» Data supplied:
══════════
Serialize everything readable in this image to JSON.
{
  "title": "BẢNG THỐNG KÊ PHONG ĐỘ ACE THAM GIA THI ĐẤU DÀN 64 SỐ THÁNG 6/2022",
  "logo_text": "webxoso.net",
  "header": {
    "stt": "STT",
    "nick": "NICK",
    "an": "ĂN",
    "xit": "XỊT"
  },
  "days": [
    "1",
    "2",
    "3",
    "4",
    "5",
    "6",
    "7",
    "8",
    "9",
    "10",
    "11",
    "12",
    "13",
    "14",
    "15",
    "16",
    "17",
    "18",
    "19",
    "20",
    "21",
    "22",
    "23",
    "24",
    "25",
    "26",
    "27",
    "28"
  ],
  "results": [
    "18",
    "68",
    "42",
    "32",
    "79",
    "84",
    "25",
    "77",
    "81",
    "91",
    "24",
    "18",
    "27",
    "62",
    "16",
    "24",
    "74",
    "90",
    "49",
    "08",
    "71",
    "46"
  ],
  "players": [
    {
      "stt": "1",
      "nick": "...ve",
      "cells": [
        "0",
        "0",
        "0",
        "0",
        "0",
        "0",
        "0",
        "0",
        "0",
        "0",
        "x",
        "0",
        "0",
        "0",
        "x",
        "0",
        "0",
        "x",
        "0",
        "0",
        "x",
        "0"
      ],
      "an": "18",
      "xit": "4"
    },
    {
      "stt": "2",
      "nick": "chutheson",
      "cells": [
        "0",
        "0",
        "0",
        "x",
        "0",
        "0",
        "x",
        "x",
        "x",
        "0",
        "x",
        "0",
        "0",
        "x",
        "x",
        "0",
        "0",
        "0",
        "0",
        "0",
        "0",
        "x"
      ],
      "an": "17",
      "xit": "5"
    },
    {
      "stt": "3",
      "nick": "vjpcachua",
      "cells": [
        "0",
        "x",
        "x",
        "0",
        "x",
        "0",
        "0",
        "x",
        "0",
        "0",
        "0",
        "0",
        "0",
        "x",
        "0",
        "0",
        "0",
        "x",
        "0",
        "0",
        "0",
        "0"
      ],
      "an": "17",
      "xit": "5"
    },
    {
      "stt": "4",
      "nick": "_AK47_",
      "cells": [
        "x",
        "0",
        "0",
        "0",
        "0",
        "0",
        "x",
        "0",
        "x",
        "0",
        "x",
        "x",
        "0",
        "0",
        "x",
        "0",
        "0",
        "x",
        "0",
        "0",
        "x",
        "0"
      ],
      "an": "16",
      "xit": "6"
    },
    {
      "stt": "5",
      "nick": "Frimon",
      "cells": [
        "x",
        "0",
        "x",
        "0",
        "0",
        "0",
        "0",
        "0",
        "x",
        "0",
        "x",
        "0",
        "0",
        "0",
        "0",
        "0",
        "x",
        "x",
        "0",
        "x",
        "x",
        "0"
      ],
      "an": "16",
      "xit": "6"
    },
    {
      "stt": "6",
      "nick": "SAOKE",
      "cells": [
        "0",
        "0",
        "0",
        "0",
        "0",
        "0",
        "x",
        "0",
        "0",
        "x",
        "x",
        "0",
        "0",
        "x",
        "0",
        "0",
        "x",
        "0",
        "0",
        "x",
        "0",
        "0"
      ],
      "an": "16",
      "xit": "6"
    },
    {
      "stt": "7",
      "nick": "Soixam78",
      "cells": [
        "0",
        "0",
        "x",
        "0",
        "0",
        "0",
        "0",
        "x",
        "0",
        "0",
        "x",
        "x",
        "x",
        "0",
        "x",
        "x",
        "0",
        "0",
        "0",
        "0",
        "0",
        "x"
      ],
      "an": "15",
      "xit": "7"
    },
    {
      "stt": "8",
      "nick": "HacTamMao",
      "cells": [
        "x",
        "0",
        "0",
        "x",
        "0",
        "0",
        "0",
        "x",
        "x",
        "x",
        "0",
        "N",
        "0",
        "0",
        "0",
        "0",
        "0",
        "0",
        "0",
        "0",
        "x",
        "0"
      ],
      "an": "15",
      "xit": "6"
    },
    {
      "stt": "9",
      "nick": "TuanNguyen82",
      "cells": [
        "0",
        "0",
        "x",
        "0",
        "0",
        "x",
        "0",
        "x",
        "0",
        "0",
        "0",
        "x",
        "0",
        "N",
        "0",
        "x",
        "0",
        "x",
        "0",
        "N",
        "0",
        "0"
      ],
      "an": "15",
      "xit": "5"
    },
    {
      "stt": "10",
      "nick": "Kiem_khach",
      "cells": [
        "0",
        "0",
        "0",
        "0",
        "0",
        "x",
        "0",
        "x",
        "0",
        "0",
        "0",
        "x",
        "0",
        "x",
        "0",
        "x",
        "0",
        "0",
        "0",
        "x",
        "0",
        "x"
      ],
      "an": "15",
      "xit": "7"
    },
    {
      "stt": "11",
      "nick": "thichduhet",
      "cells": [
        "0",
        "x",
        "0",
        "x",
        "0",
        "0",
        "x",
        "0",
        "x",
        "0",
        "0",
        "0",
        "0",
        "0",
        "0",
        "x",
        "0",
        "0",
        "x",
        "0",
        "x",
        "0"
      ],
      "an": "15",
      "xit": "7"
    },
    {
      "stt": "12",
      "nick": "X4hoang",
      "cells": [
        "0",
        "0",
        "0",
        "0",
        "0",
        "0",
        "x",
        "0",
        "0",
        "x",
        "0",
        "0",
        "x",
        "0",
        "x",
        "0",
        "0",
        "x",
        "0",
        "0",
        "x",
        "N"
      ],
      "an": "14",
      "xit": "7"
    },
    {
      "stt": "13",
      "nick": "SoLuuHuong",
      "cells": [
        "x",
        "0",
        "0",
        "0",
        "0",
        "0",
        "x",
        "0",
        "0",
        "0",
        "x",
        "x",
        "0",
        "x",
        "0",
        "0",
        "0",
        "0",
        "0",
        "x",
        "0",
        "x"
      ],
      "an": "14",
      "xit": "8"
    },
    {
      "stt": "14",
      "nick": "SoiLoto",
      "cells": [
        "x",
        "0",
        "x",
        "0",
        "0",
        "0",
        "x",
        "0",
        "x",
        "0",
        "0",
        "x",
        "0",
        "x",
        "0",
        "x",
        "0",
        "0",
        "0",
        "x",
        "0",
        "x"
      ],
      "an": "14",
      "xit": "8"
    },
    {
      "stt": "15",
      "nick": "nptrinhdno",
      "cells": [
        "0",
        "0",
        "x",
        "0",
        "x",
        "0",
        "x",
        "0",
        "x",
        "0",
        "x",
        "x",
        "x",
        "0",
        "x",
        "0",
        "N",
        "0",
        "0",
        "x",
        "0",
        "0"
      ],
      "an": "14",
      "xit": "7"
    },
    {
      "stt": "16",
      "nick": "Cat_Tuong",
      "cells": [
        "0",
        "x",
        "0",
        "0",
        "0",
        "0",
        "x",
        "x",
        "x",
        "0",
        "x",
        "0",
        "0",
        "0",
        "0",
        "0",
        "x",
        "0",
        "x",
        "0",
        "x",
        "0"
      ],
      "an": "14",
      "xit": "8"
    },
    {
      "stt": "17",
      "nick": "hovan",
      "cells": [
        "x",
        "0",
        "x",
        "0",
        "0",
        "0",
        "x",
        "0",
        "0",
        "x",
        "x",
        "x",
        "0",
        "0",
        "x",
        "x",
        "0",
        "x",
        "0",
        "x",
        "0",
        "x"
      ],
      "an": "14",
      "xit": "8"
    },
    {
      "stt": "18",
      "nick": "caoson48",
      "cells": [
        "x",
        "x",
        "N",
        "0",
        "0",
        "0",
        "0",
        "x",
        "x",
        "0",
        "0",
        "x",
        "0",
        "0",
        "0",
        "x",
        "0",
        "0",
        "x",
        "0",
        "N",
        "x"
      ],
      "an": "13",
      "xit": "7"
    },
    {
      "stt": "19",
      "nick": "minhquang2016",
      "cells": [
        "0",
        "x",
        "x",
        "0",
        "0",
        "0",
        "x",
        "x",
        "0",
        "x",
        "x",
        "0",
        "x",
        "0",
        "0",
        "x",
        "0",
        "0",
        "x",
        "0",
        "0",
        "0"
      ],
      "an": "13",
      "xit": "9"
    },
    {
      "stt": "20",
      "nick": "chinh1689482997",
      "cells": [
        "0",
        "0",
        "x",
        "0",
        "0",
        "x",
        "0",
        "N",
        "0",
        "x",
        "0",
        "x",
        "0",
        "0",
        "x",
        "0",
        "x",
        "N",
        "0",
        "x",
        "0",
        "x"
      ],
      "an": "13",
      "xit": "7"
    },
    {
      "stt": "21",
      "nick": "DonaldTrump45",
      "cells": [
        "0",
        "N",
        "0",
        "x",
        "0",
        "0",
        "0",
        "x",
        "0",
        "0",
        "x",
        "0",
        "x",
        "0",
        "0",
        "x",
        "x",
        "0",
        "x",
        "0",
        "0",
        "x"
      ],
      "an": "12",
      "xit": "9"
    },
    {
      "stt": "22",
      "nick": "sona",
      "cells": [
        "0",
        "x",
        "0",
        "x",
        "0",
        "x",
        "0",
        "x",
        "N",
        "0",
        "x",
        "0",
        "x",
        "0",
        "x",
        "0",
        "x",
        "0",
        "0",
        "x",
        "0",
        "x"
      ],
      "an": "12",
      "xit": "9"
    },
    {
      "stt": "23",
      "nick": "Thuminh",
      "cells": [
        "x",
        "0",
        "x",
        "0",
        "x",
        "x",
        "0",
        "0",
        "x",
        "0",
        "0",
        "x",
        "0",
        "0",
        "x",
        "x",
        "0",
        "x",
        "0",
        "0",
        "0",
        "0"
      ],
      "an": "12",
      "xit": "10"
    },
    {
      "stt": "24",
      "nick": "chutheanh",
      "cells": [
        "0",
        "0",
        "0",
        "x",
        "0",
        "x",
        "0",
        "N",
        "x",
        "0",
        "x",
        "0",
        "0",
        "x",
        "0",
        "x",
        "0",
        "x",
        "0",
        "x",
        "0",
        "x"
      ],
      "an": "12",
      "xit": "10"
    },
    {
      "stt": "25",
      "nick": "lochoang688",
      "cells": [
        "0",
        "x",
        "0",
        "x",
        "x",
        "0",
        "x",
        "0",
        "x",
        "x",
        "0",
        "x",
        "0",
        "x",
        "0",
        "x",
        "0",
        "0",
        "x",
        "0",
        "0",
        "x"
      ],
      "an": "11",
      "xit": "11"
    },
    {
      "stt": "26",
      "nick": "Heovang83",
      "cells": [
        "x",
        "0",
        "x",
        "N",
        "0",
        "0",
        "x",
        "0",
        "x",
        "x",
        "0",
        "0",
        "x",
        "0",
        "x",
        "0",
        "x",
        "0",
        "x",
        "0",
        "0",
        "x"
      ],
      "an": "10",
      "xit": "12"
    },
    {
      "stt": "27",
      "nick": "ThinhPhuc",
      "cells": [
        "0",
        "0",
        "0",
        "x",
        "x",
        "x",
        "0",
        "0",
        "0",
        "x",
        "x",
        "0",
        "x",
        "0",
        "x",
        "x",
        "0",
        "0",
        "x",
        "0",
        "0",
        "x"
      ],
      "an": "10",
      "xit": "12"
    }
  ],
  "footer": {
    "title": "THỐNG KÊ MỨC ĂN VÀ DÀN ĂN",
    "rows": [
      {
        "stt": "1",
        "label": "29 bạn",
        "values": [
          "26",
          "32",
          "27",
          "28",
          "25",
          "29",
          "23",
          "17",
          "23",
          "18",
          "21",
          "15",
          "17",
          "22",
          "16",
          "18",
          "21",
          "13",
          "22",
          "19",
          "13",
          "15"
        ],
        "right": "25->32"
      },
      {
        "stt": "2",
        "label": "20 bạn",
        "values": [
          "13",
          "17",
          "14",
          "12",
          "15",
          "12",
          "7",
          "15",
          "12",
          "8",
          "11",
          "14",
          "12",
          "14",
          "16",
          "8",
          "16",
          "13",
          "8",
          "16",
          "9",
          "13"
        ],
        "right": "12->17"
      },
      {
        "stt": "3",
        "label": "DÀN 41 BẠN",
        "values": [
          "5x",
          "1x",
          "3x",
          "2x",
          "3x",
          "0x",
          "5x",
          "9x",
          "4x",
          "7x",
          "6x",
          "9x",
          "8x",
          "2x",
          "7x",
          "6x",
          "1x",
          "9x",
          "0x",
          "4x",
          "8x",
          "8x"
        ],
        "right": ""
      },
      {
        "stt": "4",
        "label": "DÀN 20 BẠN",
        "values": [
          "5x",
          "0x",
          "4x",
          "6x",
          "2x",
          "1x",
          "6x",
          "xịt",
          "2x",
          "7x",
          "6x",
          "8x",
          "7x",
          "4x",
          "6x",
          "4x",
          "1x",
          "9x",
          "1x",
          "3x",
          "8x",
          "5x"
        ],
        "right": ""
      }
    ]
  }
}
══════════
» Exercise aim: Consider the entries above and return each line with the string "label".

» Problem solution:
        "label": "29 bạn",
        "label": "20 bạn",
        "label": "DÀN 41 BẠN",
        "label": "DÀN 20 BẠN",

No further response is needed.